Steelers-Browns Brawl Is Black Eye for NFL
An ugly brawl broke in the closing seconds of Thursday Night’s game between the Pittsburgh Steelers and the Cleveland Browns that is dominating national discussion, even outside the world of sports, on Friday.
Browns defensive end Myles Garrett was ejected after ripping the helmet off Steelers’ quarterback Mason Rudolph and striking him in the head with it.
Along with Garrett, Browns defensive tackle Larry Ogunjobi and Steelers’ center Maurkice Pouncey were also ejected.
Ogunjobi pushed Rudolph to the ground from behind following Garrett’s hit on Rudolph, and Pouncey jumped onto Garrett, punching and kicking him as Steelers’ guard David DeCastro was holding Garrett to the ground, as the fight continued.
“I thought it was pretty cowardly,” Rudolph said following the game.”Pretty bush league.”
Browns’ head coach Freddie Kitchens called Garrett’s actions “embarrassing” and said there was “no excuse” for what Garrett did at the end of the game.
“I’ve never seen that in my life,” Kitchens said. “It’s not good.”
What I did was foolish, and I shouldn’t allow myself to slip like that,” Garrett said. “That’s out of character, but a situation like that where it’s an emotional game, and I allowed myself to fall into those emotions with what happened.”
Garrett is likely to be hit with a significant suspension, and many are calling for the NFL to levy the biggest suspension the league has ever seen.
“Absolutely, 100 percent,” Pouncey said, saying he believes Garrett should be suspended for the rest of the season. “We’ll see how serious the NFL is about their players. … My man got hit in the head with a helmet.”
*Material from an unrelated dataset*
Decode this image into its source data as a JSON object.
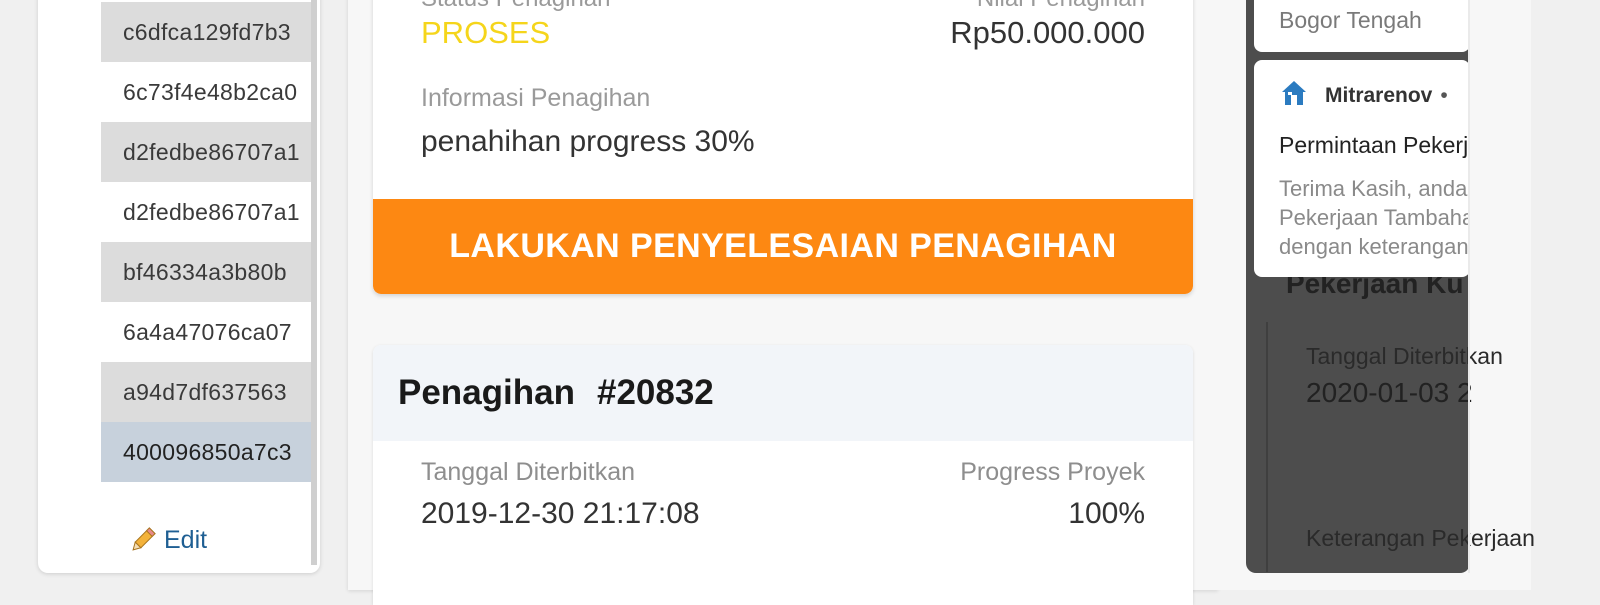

“At that point, it’s bigger than football,” Pouncey said. “It’s protection. … He could have killed him. What if he’d hit in him the temple?”
“Myles is a good dude,” Steelers’ cornerback Joe Haden said. “I mean, I’ve never seen him act like that or do anything like that on what happened. But that’s not OK.”
“Obviously, stuff like that is dangerous,” Browns’ quarterback Baker Mayfield said. “So it was tough to see that, knowing Mason.
“It was tough to watch.”
The longest ban for a single on-field incident in NFL history is the five games, when the league hit Tennessee Titan’s defensive tackle Albert Haynesworth with the suspension back in 2006 when he stomped on the head of Dallas Cowboys’ offensive lineman Andre Gurode, which resulted in Gurode needing stitches.